|The Last Camel Died at Noon (Amelia Peabody Mysteries (Paperback))|
Date: 1991 — $6.75 — Book
This novel is a tribute to H. Rider Haggard, an author whose works I have not read. It's probably just as well, because this is a true fantasy in its subject matter. Emerson and Peabody go to excavate in Nubia, also known as the Sudan. While trying to track down a long-vanished explorer, they encounter a civilization lost to the world at large for centuries. That, in itself, is not so far-fetched as one might believe; there are numerous examples in history of civilizations that have been isolated, even up until recent times. It's the confluence of events that pushes everything over the edge for me, the rival princes, the high priests and priestesses, the learning of English from that long-lost explorer and the application of that learning to novels that give a very skewed idea of English culture at the time.

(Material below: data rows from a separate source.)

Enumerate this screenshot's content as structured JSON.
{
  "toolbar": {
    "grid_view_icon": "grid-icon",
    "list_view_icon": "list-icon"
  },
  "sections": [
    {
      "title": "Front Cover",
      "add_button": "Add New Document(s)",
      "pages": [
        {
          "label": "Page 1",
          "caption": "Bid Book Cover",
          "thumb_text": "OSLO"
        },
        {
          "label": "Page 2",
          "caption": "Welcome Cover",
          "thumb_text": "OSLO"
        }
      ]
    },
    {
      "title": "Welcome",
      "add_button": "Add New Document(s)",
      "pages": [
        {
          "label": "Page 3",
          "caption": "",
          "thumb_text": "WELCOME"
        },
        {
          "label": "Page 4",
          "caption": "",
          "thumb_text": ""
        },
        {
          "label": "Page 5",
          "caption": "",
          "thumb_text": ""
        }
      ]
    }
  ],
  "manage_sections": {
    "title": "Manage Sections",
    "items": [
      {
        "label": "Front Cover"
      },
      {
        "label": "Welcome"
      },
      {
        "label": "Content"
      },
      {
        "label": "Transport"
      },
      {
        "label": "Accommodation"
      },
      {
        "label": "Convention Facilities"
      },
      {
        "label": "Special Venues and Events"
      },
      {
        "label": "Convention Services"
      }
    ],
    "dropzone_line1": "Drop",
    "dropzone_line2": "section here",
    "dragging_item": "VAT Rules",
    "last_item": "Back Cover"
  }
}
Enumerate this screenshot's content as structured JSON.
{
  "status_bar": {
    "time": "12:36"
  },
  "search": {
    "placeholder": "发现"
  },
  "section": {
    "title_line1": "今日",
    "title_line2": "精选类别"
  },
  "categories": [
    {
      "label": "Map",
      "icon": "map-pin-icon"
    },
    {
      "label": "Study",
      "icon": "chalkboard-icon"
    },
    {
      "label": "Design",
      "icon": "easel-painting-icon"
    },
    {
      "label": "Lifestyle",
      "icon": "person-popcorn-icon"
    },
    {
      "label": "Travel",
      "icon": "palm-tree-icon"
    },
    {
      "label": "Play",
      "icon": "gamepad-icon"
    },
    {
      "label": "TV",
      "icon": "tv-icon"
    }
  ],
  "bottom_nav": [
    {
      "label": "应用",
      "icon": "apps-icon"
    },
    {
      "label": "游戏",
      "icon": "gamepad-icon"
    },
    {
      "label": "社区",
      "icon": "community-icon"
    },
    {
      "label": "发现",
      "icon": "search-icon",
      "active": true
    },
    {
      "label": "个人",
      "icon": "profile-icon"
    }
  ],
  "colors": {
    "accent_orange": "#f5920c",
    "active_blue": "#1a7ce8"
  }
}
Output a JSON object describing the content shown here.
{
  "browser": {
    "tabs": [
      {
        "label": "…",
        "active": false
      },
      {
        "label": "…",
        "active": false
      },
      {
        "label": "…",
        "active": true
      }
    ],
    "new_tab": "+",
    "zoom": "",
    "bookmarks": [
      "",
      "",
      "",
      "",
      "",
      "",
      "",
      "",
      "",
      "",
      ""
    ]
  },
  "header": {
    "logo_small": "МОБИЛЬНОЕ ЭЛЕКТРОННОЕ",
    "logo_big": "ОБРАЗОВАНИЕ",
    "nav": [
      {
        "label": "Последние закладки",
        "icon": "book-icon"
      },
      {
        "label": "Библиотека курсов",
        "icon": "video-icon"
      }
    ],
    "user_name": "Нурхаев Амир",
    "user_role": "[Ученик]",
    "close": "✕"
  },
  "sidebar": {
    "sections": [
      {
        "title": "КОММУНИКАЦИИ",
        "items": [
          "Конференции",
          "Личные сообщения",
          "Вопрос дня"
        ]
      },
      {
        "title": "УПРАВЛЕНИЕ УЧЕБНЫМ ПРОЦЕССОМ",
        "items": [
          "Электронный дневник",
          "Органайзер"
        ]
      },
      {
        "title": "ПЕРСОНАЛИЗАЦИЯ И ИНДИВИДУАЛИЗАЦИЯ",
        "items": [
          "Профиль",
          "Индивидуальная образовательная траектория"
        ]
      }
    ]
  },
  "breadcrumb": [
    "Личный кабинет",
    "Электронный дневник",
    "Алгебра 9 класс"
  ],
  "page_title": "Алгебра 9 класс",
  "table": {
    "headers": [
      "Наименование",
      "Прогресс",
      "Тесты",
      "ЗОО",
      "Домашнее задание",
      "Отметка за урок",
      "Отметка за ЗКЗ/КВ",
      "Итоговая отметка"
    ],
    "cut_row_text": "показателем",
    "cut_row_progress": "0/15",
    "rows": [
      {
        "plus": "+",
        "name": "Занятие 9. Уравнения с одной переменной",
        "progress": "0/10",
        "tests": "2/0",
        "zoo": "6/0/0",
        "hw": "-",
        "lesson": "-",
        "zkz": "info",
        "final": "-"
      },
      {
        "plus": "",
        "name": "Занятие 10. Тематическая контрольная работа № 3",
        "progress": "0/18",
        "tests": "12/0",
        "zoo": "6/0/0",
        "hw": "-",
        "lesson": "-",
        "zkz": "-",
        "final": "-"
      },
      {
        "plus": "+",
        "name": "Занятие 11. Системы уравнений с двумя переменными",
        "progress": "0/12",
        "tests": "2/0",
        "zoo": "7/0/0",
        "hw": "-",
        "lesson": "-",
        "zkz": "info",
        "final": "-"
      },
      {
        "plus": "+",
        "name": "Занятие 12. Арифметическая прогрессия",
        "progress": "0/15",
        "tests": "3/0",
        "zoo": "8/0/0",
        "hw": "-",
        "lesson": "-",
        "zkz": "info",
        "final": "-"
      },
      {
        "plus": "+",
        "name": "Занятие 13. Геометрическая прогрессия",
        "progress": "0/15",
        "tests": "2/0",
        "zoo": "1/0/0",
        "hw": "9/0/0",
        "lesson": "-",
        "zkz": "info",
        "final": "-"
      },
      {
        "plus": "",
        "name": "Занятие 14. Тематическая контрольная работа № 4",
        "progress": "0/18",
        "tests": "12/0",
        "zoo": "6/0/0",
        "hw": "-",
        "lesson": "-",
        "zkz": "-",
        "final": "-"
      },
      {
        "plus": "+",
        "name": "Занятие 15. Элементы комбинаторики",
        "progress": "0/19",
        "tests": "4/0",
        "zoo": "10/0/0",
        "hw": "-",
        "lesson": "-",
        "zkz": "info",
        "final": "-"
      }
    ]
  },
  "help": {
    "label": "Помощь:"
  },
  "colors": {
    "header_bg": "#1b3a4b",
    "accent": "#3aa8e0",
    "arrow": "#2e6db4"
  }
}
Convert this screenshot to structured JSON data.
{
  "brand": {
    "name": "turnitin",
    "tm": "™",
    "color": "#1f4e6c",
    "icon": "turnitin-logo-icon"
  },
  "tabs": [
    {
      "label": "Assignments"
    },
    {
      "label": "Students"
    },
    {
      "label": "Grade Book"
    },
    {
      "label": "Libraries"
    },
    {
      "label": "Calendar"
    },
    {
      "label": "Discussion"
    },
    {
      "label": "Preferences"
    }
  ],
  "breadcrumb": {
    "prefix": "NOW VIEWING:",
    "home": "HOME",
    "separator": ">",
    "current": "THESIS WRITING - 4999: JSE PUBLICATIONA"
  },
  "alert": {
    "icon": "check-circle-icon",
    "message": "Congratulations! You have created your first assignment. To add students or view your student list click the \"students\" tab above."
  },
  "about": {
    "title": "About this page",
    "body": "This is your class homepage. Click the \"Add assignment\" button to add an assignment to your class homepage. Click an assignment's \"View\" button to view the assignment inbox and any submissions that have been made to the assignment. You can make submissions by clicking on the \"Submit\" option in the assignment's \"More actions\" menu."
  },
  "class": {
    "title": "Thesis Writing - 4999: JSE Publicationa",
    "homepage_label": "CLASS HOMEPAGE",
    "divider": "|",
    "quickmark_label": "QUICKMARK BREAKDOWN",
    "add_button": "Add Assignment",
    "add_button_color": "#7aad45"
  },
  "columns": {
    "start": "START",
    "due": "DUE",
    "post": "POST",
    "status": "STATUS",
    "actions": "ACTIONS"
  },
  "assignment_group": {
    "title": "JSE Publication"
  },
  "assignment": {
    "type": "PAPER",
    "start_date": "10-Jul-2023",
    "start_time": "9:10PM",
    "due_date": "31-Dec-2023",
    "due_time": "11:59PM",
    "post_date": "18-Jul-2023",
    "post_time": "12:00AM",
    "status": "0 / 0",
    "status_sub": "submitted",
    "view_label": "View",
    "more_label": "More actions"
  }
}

I feel as though Elizabeth Peters is too fond of Amelia Peabody, and uses her too much. That, of course, is my opinion, and if you like such novels as Tarzan, you will almost certainly love this one.